The biscuit, taken by Sir Ernest Shackleton on his Antarctic expedition, sold for 1,250 Euro at auction.
The biscuit was one of thousands which were the diet for Shackleton and his companions on the 1907-1909 expedition.
According to his book "The Heart of the Antarctic," Shackleton's provisions included 600 pounds of ox and lunch tongues and 1,400 pounds of Wiltshire bacon to just name a few.
When polar explorer Ernest Shackleton handed a starving fellow traveller a biscuit on an expedition more than 100 years ago, his companion said he would not swap the morsel of food for "thousands of pounds."

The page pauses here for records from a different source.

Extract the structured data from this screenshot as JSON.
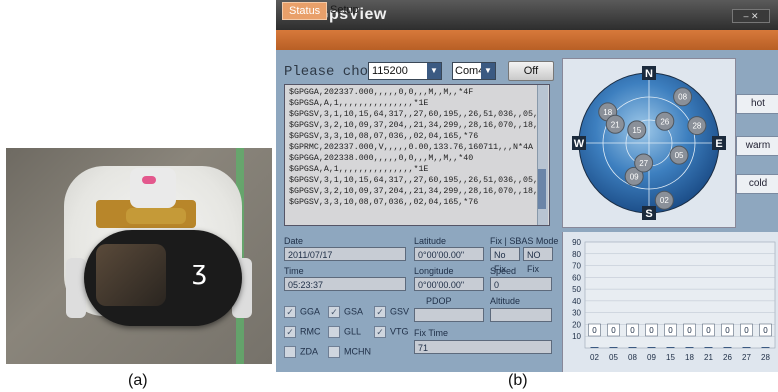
{
  "captions": {
    "a": "(a)",
    "b": "(b)"
  },
  "window": {
    "title": "GpsView",
    "menu": [
      "Status",
      "Setup"
    ],
    "prompt": "Please choose:",
    "baud": "115200",
    "com": "Com40",
    "off_button": "Off",
    "log_lines": [
      "$GPGGA,202337.000,,,,,0,0,,,M,,M,,*4F",
      "$GPGSA,A,1,,,,,,,,,,,,,,,*1E",
      "$GPGSV,3,1,10,15,64,317,,27,60,195,,26,51,036,,05,43,112,*72",
      "$GPGSV,3,2,10,09,37,204,,21,34,299,,28,16,070,,18,15,307,*77",
      "$GPGSV,3,3,10,08,07,036,,02,04,165,*76",
      "$GPRMC,202337.000,V,,,,,0.00,133.76,160711,,,N*4A",
      "$GPGGA,202338.000,,,,,0,0,,,M,,M,,*40",
      "$GPGSA,A,1,,,,,,,,,,,,,,,*1E",
      "$GPGSV,3,1,10,15,64,317,,27,60,195,,26,51,036,,05,43,112,*72",
      "$GPGSV,3,2,10,09,37,204,,21,34,299,,28,16,070,,18,15,307,*77",
      "$GPGSV,3,3,10,08,07,036,,02,04,165,*76"
    ],
    "sky": {
      "compass": {
        "n": "N",
        "s": "S",
        "e": "E",
        "w": "W"
      },
      "satellites": [
        {
          "id": "18",
          "az": 307,
          "el": 15
        },
        {
          "id": "21",
          "az": 299,
          "el": 34
        },
        {
          "id": "15",
          "az": 317,
          "el": 64
        },
        {
          "id": "05",
          "az": 112,
          "el": 43
        },
        {
          "id": "26",
          "az": 36,
          "el": 51
        },
        {
          "id": "28",
          "az": 70,
          "el": 16
        },
        {
          "id": "09",
          "az": 204,
          "el": 37
        },
        {
          "id": "27",
          "az": 195,
          "el": 60
        },
        {
          "id": "02",
          "az": 165,
          "el": 4
        },
        {
          "id": "08",
          "az": 36,
          "el": 7
        }
      ]
    },
    "side_buttons": [
      "hot",
      "warm",
      "cold"
    ],
    "status": {
      "date_label": "Date",
      "date": "2011/07/17",
      "time_label": "Time",
      "time": "05:23:37",
      "lat_label": "Latitude",
      "lat": "0°00'00.00\"",
      "lon_label": "Longitude",
      "lon": "0°00'00.00\"",
      "fix_label": "Fix | SBAS Mode",
      "fix": "No Fix",
      "sbas": "NO Fix",
      "speed_label": "Speed",
      "speed": "0",
      "pdop_label": "PDOP",
      "pdop": "",
      "alt_label": "Altitude",
      "alt": "",
      "fixtime_label": "Fix Time",
      "fixtime": "71"
    },
    "checkboxes": [
      {
        "label": "GGA",
        "checked": true
      },
      {
        "label": "GSA",
        "checked": true
      },
      {
        "label": "GSV",
        "checked": true
      },
      {
        "label": "RMC",
        "checked": true
      },
      {
        "label": "GLL",
        "checked": false
      },
      {
        "label": "VTG",
        "checked": true
      },
      {
        "label": "ZDA",
        "checked": false
      },
      {
        "label": "MCHN",
        "checked": false
      }
    ]
  },
  "chart_data": {
    "type": "bar",
    "categories": [
      "02",
      "05",
      "08",
      "09",
      "15",
      "18",
      "21",
      "26",
      "27",
      "28"
    ],
    "values": [
      0,
      0,
      0,
      0,
      0,
      0,
      0,
      0,
      0,
      0
    ],
    "ylim": [
      0,
      90
    ],
    "yticks": [
      "90",
      "80",
      "70",
      "60",
      "50",
      "40",
      "30",
      "20",
      "10"
    ]
  },
  "colors": {
    "accent": "#d7793b",
    "window": "#8ea7bf"
  }
}
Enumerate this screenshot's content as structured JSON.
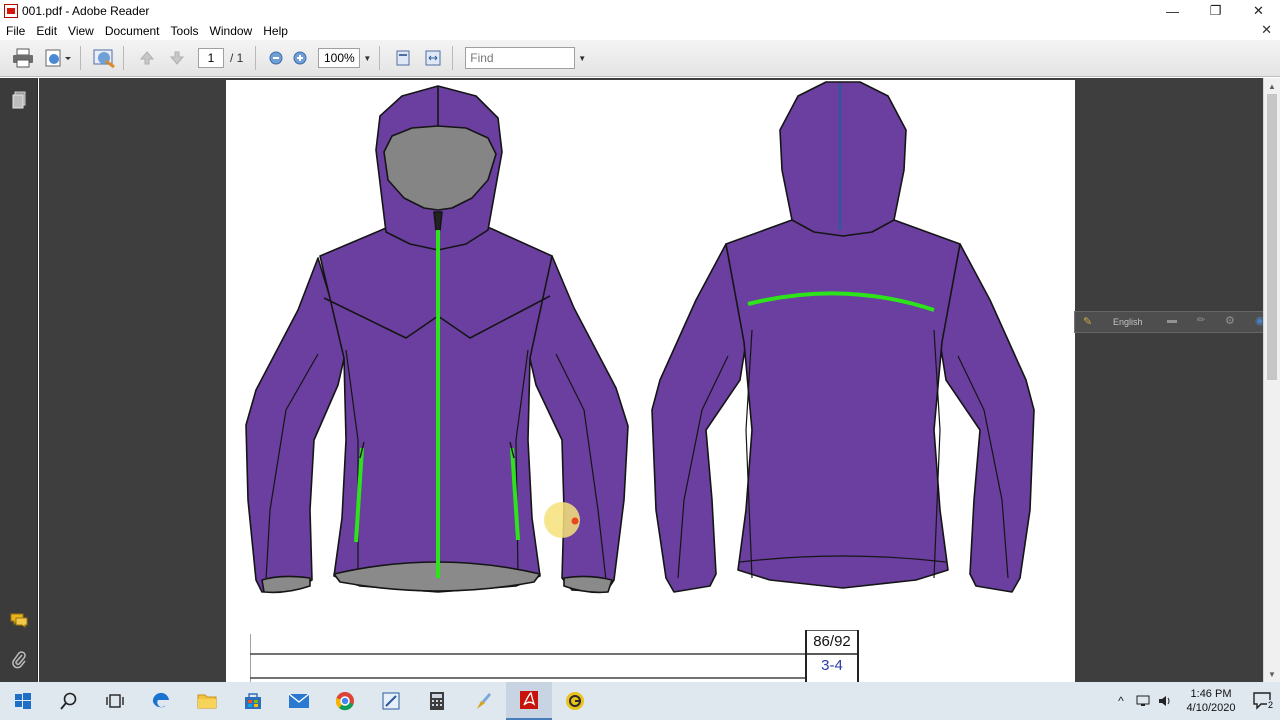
{
  "window": {
    "title": "001.pdf - Adobe Reader",
    "minimize_glyph": "—",
    "restore_glyph": "❐",
    "close_glyph": "✕"
  },
  "menu": {
    "items": [
      "File",
      "Edit",
      "View",
      "Document",
      "Tools",
      "Window",
      "Help"
    ],
    "doc_close_glyph": "✕"
  },
  "toolbar": {
    "page_current": "1",
    "page_total": "/ 1",
    "zoom": "100%",
    "find_placeholder": "Find",
    "icons": [
      "print-icon",
      "save-icon",
      "collaborate-icon",
      "previous-page-icon",
      "next-page-icon",
      "zoom-out-icon",
      "zoom-in-icon",
      "fit-page-icon",
      "fit-width-icon"
    ]
  },
  "document": {
    "garment_color": "#6a3fa0",
    "accent_color": "#2de31a",
    "size_table": {
      "size": "86/92",
      "age": "3-4"
    }
  },
  "langbar": {
    "language": "English"
  },
  "taskbar": {
    "apps": [
      "start-icon",
      "search-icon",
      "task-view-icon",
      "edge-icon",
      "file-explorer-icon",
      "store-icon",
      "mail-icon",
      "chrome-icon",
      "snipping-icon",
      "calculator-icon",
      "paint-icon",
      "adobe-reader-icon",
      "recorder-icon"
    ],
    "time": "1:46 PM",
    "date": "4/10/2020",
    "notification_count": "2"
  }
}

Now one of the biscuits which nearly made it to the South Pole on the Anglo-Irish Shackleton's Nimrod expedition sold for £1,250 Euro (about $1,703.87) at auction.
Made especially for the expedition by British biscuit company Huntley and Palmers, the rations were fortified with milk protein to help the group on their arduous journey.
The explorers came to within around 100 miles (160 kilometres) of the pole but were forced to turn back and their return journey became a race against starvation, with the group surviving on half rations.
At one point Shackleton gave fellow explorer Frank Wild a biscuit from his own rations, prompting Wild to record in his diary: "Thousands of pounds would not have bought that biscuit."
Nicholas Lambourn, a director at Christie's, said the biscuits were designed to provide maximum stamina to the explorers but were far from perfect.
"They had a special recipe in an attempt to produce the right amounts of protein and carbohydrate," he told AFP.
"But they didn't understand the importance of vitamin C, they weren't perfect."
"It is an object that really catches the imagination," he said.
"We find there's institutional interest, there are museums around the world who want them for displays. There are also a lot of private buyers."